Sometimes quests aren’t embarked upon for profound reasons—they just show up.
Over the course of 17,000 miles there must have been a low point. Can you tell us about one and how you reacted?
There were two low points, and my reaction to each of them was very different.
The first came as we left the lush green countryside and spectacular experience of Ecuador, entering northern Peru. Soon we were in a stark desert with no water for days on end, interminable winds blowing sand, and horrific drivers. And we all got food poisoning. Except we had to push on—we simply didn’t have enough food and water to take a day off.
By the time we reached Trujillo, Peru’s second-largest city 500 miles from the border, I was mentally, physically, and emotionally exhausted. This journey was no longer fun. It was torture. We had entered into a battle of the Vogel family versus Peru, and I had strong suspicions that Peru would win.
But I was part of a team, and the idea of leaving my team high and dry troubled me. So I made a pact with myself: to push on to Lima, and make my decision there. Putting off that choice made it possible to start to see the beauty of Peru – and once in Lima there was no question I’d continue on.

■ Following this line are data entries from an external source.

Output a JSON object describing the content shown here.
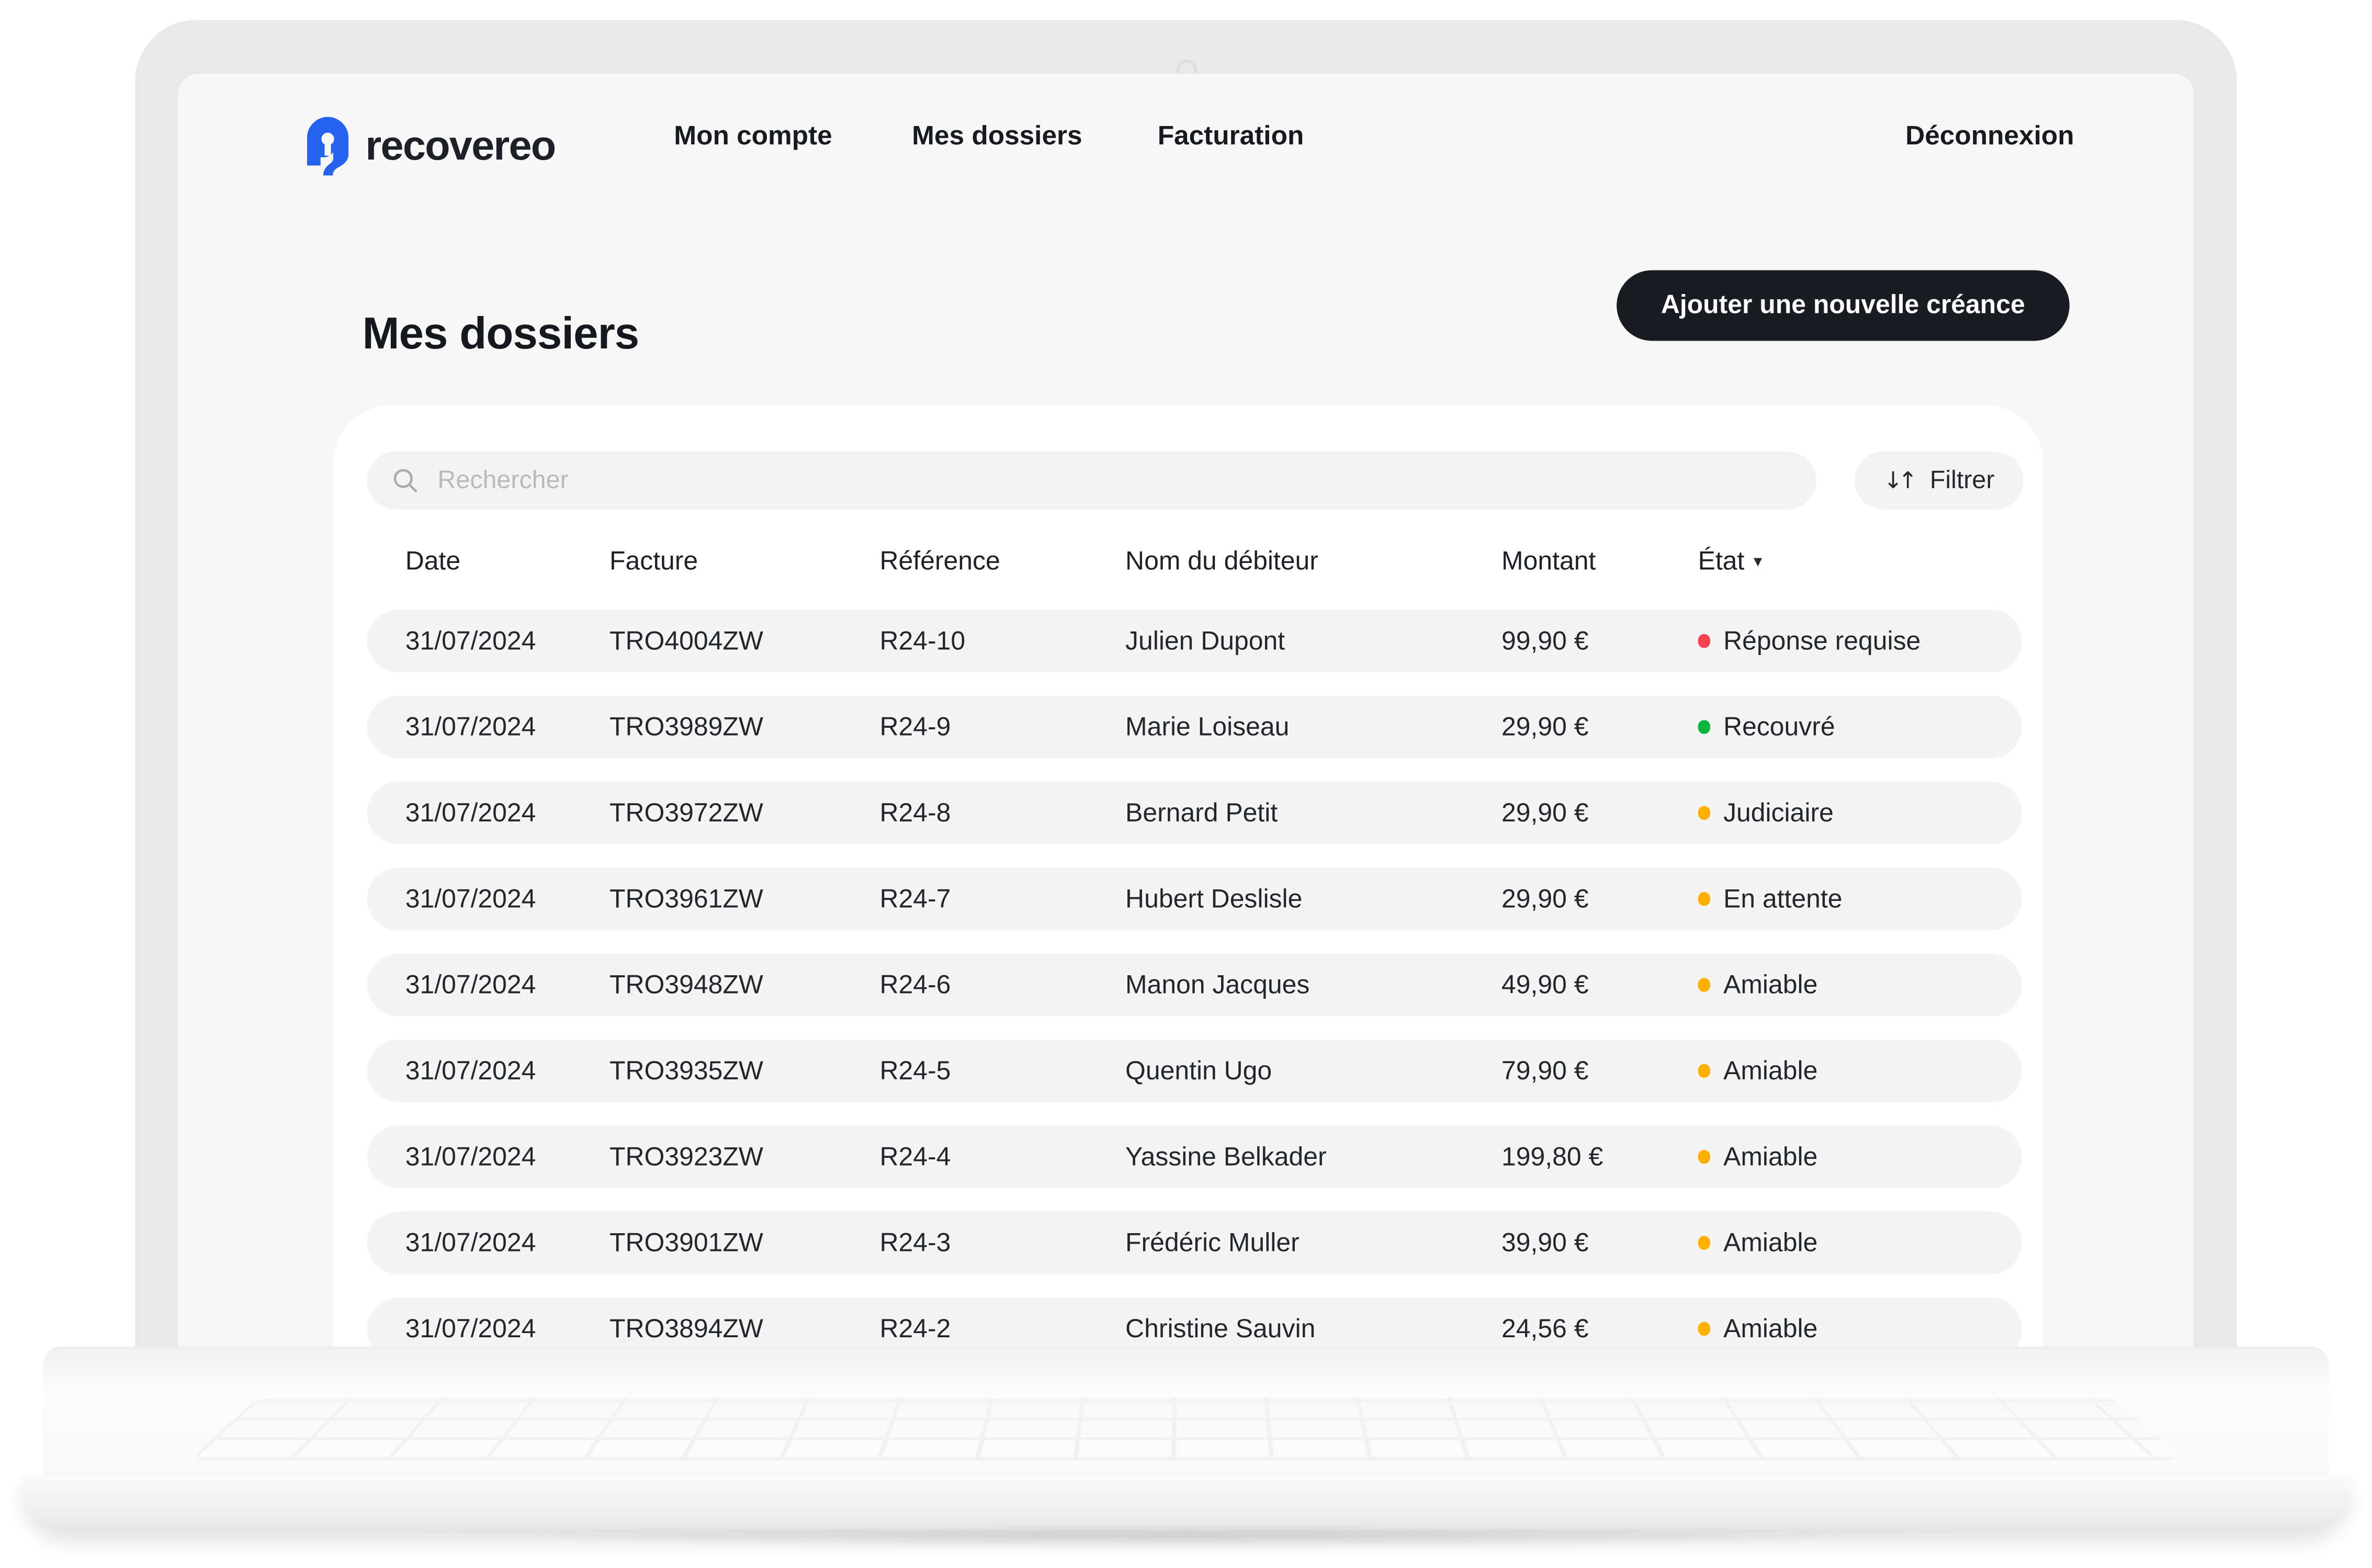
{
  "nav": {
    "brand": "recovereo",
    "items": [
      {
        "label": "Mon compte"
      },
      {
        "label": "Mes dossiers"
      },
      {
        "label": "Facturation"
      }
    ],
    "logout_label": "Déconnexion"
  },
  "page": {
    "title": "Mes dossiers",
    "add_button_label": "Ajouter une nouvelle créance"
  },
  "toolbar": {
    "search_placeholder": "Rechercher",
    "filter_label": "Filtrer",
    "filter_icon": "↓↑",
    "sort_icon": "▾"
  },
  "table": {
    "headers": [
      "Date",
      "Facture",
      "Référence",
      "Nom du débiteur",
      "Montant",
      "État"
    ],
    "rows": [
      {
        "date": "31/07/2024",
        "invoice": "TRO4004ZW",
        "reference": "R24-10",
        "debtor": "Julien Dupont",
        "amount": "99,90 €",
        "status": "Réponse requise",
        "status_type": "danger"
      },
      {
        "date": "31/07/2024",
        "invoice": "TRO3989ZW",
        "reference": "R24-9",
        "debtor": "Marie Loiseau",
        "amount": "29,90 €",
        "status": "Recouvré",
        "status_type": "success"
      },
      {
        "date": "31/07/2024",
        "invoice": "TRO3972ZW",
        "reference": "R24-8",
        "debtor": "Bernard Petit",
        "amount": "29,90 €",
        "status": "Judiciaire",
        "status_type": "warning"
      },
      {
        "date": "31/07/2024",
        "invoice": "TRO3961ZW",
        "reference": "R24-7",
        "debtor": "Hubert Deslisle",
        "amount": "29,90 €",
        "status": "En attente",
        "status_type": "warning"
      },
      {
        "date": "31/07/2024",
        "invoice": "TRO3948ZW",
        "reference": "R24-6",
        "debtor": "Manon Jacques",
        "amount": "49,90 €",
        "status": "Amiable",
        "status_type": "warning"
      },
      {
        "date": "31/07/2024",
        "invoice": "TRO3935ZW",
        "reference": "R24-5",
        "debtor": "Quentin Ugo",
        "amount": "79,90 €",
        "status": "Amiable",
        "status_type": "warning"
      },
      {
        "date": "31/07/2024",
        "invoice": "TRO3923ZW",
        "reference": "R24-4",
        "debtor": "Yassine Belkader",
        "amount": "199,80 €",
        "status": "Amiable",
        "status_type": "warning"
      },
      {
        "date": "31/07/2024",
        "invoice": "TRO3901ZW",
        "reference": "R24-3",
        "debtor": "Frédéric Muller",
        "amount": "39,90 €",
        "status": "Amiable",
        "status_type": "warning"
      },
      {
        "date": "31/07/2024",
        "invoice": "TRO3894ZW",
        "reference": "R24-2",
        "debtor": "Christine Sauvin",
        "amount": "24,56 €",
        "status": "Amiable",
        "status_type": "warning"
      }
    ]
  },
  "colors": {
    "accent_blue": "#2562ef",
    "danger": "#f9424f",
    "success": "#0ab53c",
    "warning": "#ffb002",
    "button_bg": "#191d22"
  }
}
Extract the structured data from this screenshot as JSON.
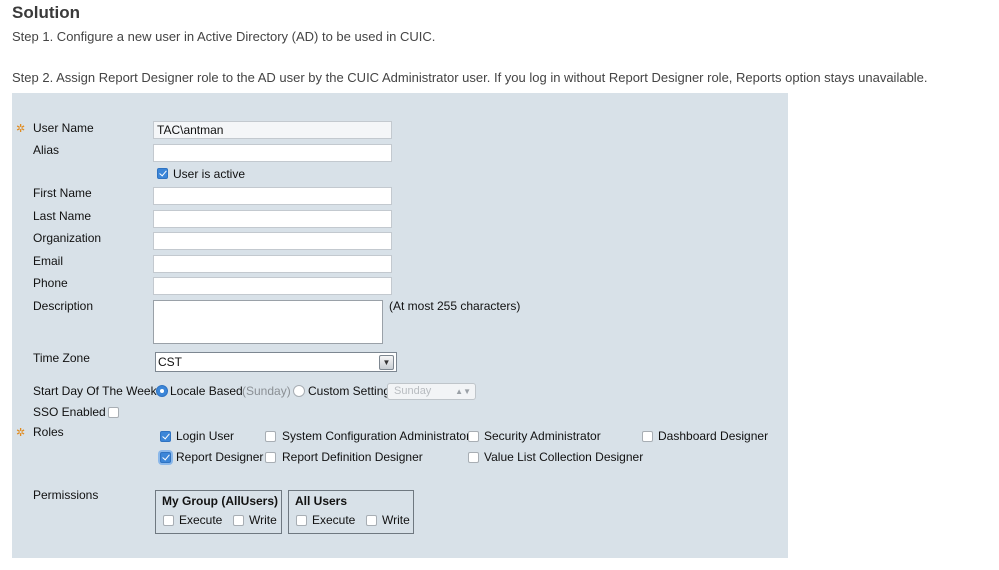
{
  "heading": "Solution",
  "step1": "Step 1. Configure a new user in Active Directory (AD) to be used in CUIC.",
  "step2": "Step 2. Assign Report Designer role to the AD user by the CUIC Administrator user. If you log in without Report Designer role, Reports option stays unavailable.",
  "form": {
    "required_marker": "✲",
    "user_name_label": "User Name",
    "user_name_value": "TAC\\antman",
    "alias_label": "Alias",
    "alias_value": "",
    "user_active_label": "User is active",
    "first_name_label": "First Name",
    "last_name_label": "Last Name",
    "organization_label": "Organization",
    "email_label": "Email",
    "phone_label": "Phone",
    "description_label": "Description",
    "description_note": "(At most 255 characters)",
    "time_zone_label": "Time Zone",
    "time_zone_value": "CST",
    "start_day_label": "Start Day Of The Week",
    "locale_based_label": "Locale Based",
    "locale_based_hint": "(Sunday)",
    "custom_setting_label": "Custom Setting",
    "custom_day_value": "Sunday",
    "sso_label": "SSO Enabled",
    "roles_label": "Roles",
    "roles": {
      "login_user": "Login User",
      "system_config_admin": "System Configuration Administrator",
      "security_admin": "Security Administrator",
      "dashboard_designer": "Dashboard Designer",
      "report_designer": "Report Designer",
      "report_definition_designer": "Report Definition Designer",
      "value_list_designer": "Value List Collection Designer"
    },
    "permissions_label": "Permissions",
    "perm_group1_title": "My Group (AllUsers)",
    "perm_group2_title": "All Users",
    "execute_label": "Execute",
    "write_label": "Write"
  },
  "colors": {
    "required": "#e08a1e",
    "panel_bg": "#d8e1e8",
    "checkbox_checked": "#3c86d8"
  }
}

Fast forward a year to a series of even more difficult moments. It started with my catching pneumonia and continued with a lack of water, dealing with swarms of biting bugs that literally chased us as we biked, with broken spokes on our bikes and dust coating our tongues. My husband sensed I was at a breaking point, and splurged on a hotel for the family rather than trying to camp.
Standing in the shower, I was tired. Tired of rolling up my tent and stuffing my sleeping bag every morning. Tired of foraging for enough food to keep my family fed. Tired of pushing my heavy bike up outrageously steep hills over shockingly bad roads. Tired of being sun-burned and wind-burned and fly-bitten simultaneously.
Yet, I wasn’t ready to give up on our dream. We were so close to Ushuaia I could taste it. I could feel it in my bones. 2,500 miles left to pedal and—one way or another—I was going to make it. Even if I hated every pedal stroke to the end of our trip, I’d get there.
And I think that’s the key to succeeding at a quest: being willing to push on long after the novelty has worn off and you’re functioning on nothing more than grit and resolve. That’s the real test of your commitment to your dream.
How much did your trip cost – and how did you fund it?
Overall, we spent around $2,000/month for our life on the road (so $50 a day) plus $500 for one-offs, like a trip to the Galapagos Islands or to rebuild the bikes. We funded it primarily with rental income from our house. We ended up cashing in our retirement savings while on the road to buy two additional houses, which we also rented out.
Did anything surprise you while on your quest?
I surprised myself. Before we headed out, I wasn’t sure if I had what it takes to do this quest. I always had this idea that people who accomplished big, hard journeys were somehow special—they were hardcore and strong and had some sort of intrinsic drive that us regular folks didn’t have. Boy was I surprised to find out that that’s not the case at all!
As it happened, I had everything I needed to complete our journey. I just had to want it badly enough.
What did you realize while after your quest?
After all my years of travel, I finally realized that while travel had always awakened in me was a sense of wonder and living in the moment, I’ve now come to understand that you can live that way no matter where you are. It’s just a matter of waking up every morning and saying, “What I choose to do with the next 24 hours is what I choose to do. I am not trapped. I am not on the hamster wheel. I am here and I am doing this because it’s what I am choosing to spend my time on.”
What’s next for you?
That is the million dollar question! After our sons head off to college, John and I don’t know – yet.